First and foremost, if you have an operating or pending parenting order that includes terms for overseas travels for your child, this would impact the ability to take them overseas. Taking a child outside of Australia in breach of conditions of an existing parenting order may constitute an offence with a penalty of up to three years imprisonment. The same offence is committed if a child is taken overseas while such a parenting order is pending decision.

If a parenting order does not exist, you can still prevent your child from leaving Australia. You can prevent a passport from being issued for your child by lodging a Child Alert Request at the Australian Passport Office or apply to the Court for a child alert order. However, such an order will not automatically result in a refusal of the child’s passport application.

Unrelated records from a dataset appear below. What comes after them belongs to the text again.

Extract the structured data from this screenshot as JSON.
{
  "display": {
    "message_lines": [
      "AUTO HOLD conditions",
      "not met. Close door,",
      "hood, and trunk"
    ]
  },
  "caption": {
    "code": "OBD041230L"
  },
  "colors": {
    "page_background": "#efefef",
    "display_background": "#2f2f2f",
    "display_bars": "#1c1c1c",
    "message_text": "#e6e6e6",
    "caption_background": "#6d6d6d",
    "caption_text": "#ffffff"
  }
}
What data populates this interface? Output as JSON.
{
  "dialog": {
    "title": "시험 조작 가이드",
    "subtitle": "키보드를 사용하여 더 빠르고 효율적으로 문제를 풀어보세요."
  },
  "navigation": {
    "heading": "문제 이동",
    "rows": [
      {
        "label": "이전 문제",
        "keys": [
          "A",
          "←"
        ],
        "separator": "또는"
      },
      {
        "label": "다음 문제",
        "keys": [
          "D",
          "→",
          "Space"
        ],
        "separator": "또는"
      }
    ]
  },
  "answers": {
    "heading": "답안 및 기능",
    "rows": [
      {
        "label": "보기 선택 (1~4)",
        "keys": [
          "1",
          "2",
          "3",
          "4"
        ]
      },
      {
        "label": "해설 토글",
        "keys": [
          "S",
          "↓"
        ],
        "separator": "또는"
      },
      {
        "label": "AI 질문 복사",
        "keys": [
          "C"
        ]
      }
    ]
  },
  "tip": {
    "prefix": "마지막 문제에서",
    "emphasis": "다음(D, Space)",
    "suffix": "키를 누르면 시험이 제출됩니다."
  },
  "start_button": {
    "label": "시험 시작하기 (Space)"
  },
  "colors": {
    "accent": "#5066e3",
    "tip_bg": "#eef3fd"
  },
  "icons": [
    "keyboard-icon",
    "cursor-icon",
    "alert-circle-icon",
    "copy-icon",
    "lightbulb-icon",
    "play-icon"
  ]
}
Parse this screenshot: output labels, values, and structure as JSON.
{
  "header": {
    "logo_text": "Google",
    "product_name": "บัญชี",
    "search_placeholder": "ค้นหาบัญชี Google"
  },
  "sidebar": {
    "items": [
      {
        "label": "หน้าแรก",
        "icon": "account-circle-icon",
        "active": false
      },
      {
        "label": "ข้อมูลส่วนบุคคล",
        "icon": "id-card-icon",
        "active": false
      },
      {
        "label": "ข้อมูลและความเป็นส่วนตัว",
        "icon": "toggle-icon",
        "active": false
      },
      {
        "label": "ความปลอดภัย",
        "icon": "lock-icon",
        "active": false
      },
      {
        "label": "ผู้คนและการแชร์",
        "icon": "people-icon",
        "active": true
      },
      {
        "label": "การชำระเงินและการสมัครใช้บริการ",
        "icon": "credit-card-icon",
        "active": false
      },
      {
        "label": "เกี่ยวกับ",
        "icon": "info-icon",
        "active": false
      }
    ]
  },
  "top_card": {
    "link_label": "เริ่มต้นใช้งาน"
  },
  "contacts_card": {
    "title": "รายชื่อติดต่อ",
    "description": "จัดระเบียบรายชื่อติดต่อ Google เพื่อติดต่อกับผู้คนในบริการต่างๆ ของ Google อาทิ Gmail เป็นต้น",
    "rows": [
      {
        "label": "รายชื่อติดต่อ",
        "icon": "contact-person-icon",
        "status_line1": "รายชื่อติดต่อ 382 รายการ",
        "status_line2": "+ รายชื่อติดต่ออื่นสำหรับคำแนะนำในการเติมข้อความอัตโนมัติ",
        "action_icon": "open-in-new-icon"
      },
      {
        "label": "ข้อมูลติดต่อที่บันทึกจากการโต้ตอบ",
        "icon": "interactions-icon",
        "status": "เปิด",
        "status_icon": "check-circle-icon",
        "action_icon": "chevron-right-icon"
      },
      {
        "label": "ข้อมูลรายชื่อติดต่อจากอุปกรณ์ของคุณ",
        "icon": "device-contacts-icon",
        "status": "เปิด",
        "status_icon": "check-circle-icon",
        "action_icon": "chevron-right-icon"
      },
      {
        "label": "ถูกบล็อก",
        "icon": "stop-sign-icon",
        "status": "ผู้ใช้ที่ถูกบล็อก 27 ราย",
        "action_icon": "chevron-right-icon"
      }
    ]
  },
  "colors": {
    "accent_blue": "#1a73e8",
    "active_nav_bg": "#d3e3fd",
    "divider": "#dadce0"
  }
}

If your child already has a valid passport, you can apply to the Court for an order to have the child’s passport delivered to the Court where it will be held. The Court may also make orders to restrain your child from being removed from Australia and place your child’s name on the Airport Watch List. Be sure that you apply to have the child’s name removed from the list once you consent to the child travelling or wish to take the child overseas yourself.

Please keep in mind that while you are taking steps to prevent your child from being taken overseas, the other parent may take counter actions. These matters can often become complex. Whether it is your former partner or yourself planning to take your child overseas, Straits Lawyers can help you navigate your legal options and obligations. 

Simply email us at info@straitslawyers.com or call at (08) 8410 9069 to arrange an appointment. 

 

Please note that this article does not constitute legal advice and Straits Lawyers will not be legally responsible for any actions you take based on this article.